Here we go again.
Joe Biden stumbled and fell as he stepped onto Air Force One. And that has generated all kinds of stupid jokes and commentary questioning his strength and fitness for office.
As a person with disabilities, this frustrates the hell out of me because it shows how many of us still swallow the nonsense that one’s fortitude, respectability, and competence have something to do with how well one walks.
Donald Trump was captured on camera last year when he had trouble maintaining his balance as he walked down a ramp. Barack Obama once tripped slightly as he stepped out of Air Force One. Bill Clinton took a tumble at the home of his golfer friend, Greg Norman, and ended up needing knee surgery. He walked around on crutches for a few weeks. And of course Gerald Ford was a legendary pratfall artist. He practically needed a stuntman.

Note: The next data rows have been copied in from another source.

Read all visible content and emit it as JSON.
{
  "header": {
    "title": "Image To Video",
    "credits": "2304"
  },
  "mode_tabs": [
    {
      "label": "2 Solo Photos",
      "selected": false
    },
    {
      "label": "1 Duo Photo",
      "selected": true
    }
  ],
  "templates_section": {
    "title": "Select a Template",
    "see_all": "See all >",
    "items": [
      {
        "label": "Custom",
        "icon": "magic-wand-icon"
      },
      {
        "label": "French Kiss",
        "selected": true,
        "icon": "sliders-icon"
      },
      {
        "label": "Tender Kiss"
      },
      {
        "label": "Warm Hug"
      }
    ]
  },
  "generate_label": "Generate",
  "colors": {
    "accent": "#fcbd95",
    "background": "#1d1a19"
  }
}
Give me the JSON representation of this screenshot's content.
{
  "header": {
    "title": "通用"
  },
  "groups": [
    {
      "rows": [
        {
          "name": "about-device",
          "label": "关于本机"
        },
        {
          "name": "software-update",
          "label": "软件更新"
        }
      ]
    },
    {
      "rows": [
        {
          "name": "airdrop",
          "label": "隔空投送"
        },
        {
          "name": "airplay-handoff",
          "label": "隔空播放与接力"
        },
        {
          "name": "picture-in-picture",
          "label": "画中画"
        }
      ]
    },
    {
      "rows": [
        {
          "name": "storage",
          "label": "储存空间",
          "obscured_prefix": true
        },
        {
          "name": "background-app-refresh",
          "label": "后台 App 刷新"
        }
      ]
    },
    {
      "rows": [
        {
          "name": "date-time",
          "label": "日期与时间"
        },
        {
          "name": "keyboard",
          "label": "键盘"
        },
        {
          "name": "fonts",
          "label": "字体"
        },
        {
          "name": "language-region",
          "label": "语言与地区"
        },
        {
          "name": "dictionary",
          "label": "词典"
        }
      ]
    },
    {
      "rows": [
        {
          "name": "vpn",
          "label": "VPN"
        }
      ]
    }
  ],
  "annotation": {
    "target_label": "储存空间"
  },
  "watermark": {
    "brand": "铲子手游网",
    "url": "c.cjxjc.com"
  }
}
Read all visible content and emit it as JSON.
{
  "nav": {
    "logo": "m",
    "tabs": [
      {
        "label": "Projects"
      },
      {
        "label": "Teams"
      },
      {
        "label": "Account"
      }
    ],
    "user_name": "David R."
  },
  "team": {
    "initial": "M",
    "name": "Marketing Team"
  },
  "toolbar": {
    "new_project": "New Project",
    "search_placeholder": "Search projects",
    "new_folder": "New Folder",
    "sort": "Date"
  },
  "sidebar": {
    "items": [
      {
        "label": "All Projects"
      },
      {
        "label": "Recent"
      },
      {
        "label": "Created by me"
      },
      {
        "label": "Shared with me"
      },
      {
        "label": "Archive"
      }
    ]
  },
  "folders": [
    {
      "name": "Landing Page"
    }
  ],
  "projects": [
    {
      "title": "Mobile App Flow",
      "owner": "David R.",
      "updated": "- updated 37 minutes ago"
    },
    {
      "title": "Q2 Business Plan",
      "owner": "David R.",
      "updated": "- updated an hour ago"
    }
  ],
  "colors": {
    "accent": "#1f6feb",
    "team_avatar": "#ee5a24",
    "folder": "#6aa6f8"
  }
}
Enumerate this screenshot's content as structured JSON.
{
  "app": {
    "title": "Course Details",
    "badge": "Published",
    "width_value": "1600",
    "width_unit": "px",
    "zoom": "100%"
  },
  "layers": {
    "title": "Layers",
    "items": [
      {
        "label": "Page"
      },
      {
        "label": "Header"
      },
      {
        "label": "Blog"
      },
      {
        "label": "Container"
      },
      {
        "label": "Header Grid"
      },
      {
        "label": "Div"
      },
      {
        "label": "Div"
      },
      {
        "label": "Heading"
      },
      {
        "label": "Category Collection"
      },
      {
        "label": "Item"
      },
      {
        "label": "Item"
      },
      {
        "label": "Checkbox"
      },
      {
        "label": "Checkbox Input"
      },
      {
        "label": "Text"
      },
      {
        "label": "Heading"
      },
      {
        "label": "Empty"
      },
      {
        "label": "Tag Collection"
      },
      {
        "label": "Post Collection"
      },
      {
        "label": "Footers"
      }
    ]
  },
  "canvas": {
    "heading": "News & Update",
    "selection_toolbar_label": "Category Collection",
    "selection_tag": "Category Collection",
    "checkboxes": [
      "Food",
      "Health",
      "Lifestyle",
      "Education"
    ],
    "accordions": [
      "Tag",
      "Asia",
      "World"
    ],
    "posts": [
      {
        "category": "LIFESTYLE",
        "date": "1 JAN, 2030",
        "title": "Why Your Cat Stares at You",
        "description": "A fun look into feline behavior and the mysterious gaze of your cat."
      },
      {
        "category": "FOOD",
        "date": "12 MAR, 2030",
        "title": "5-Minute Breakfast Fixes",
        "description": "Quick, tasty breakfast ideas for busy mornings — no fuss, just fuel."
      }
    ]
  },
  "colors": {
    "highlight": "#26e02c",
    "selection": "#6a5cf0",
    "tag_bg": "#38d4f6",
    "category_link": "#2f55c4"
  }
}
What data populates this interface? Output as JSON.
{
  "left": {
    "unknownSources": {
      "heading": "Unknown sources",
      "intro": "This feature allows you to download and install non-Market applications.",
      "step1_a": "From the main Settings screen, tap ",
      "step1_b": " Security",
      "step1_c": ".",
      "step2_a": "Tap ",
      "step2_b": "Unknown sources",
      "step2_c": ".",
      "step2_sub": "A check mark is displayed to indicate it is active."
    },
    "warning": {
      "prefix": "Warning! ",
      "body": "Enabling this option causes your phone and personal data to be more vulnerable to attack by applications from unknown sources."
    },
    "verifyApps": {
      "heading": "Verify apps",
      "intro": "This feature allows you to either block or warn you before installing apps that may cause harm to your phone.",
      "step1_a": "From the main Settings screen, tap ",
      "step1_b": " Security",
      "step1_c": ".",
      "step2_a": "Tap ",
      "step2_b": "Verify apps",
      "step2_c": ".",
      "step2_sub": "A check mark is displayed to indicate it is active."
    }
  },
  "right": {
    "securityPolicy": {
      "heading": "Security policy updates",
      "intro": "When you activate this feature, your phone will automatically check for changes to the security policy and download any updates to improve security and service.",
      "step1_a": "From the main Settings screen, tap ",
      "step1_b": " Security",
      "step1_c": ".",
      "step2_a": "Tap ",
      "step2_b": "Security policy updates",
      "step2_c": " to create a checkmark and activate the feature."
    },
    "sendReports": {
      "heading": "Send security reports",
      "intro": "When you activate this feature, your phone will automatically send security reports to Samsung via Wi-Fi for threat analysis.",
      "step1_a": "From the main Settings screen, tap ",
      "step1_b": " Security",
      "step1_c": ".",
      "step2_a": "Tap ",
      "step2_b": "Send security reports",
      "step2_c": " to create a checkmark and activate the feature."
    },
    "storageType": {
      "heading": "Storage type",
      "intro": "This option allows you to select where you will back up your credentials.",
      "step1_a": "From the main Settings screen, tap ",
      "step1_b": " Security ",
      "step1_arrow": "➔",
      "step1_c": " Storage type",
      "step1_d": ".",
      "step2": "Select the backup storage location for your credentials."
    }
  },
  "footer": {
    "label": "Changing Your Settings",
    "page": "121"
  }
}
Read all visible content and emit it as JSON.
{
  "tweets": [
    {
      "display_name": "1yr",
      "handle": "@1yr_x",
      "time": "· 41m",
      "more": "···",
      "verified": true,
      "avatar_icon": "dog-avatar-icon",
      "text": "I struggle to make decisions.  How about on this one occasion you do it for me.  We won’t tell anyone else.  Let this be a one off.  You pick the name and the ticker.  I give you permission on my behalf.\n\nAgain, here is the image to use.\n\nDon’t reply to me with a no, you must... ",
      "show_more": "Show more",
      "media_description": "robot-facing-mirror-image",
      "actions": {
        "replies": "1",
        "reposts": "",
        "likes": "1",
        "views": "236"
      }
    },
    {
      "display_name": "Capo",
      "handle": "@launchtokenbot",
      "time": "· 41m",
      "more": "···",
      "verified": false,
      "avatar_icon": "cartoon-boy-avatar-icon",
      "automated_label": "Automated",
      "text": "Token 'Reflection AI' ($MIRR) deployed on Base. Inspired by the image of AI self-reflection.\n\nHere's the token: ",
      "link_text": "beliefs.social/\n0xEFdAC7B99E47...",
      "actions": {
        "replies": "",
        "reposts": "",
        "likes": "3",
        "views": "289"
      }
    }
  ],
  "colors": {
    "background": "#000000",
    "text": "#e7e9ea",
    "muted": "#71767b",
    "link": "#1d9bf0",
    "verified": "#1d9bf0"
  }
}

It would be easy to put together a wacky, fast-motion montage of presidential stumbles with a musical score of Yakety Sax, more commonly known as “The Benny Hill Theme.” It’s possible that someone already has.
When a president stumbles, the footage goes viral. And then comes the damage control, where the president’s image-building apparatus goes into an all-hands-on-deck mode to reassure us all that, contrary to appearances, he is unscathed and still very much in charge.
After Biden’s fall, White House Communications Director Kate Bedingfield quickly pronounced the President “just fine.” She said it was, “Nothing more than a misstep on the stairs.”
She probably felt compelled to underscore the obvious because, as usual, some people were relishing the opportunity to read way too much into it. Donald Trump Jr. tweeted a video of Biden’s fall and said, “No wonder all our enemies are pouncing simultaneously and mocking him publicly.”
Rep. Matt Gaetz, R-Fla., tweeted, “Joe Biden exudes weakness.”
I blame all of this silliness on that classic cliche image of presidents ascending into Air Force One. We’ve all seen it many times. Before beginning his journey up what seems like thousands of stairs, the president turns and waves. Then he jauntily scales the stairs with a confident spring in his step. When he reaches the summit, he turns and waves again before entering the plane. All presidents are expected to execute this basic duty flawlessly.
Whenever I see this, I think about how I board a plane for a commercial flight. In the jetway, two or three people lift me out of my motorized wheelchair and strap me from head to toe into this narrow chair that looks like a hand truck with a seat. (Yes, it’s as uncomfortable as it sounds.) They then roll me backwards down the narrow aisle to my seat and lift me again.
If I were president, that’s how I’d board Air Force One. Two or three people would lift me into a similar chair and haul me from the tarmac up the steps.
Alas, that would never do. Such a sad, undignified display of weakness, vulnerability, and incompetence would pose a grave threat to national security. Our enemies could well see it as their opportunity to bomb the Pentagon and get away with it.
That’s a sure-fire way to know if a president is wounded and weak: They don’t walk pretty.
(Mike Ervin is a writer and disability rights activist living in Chicago.)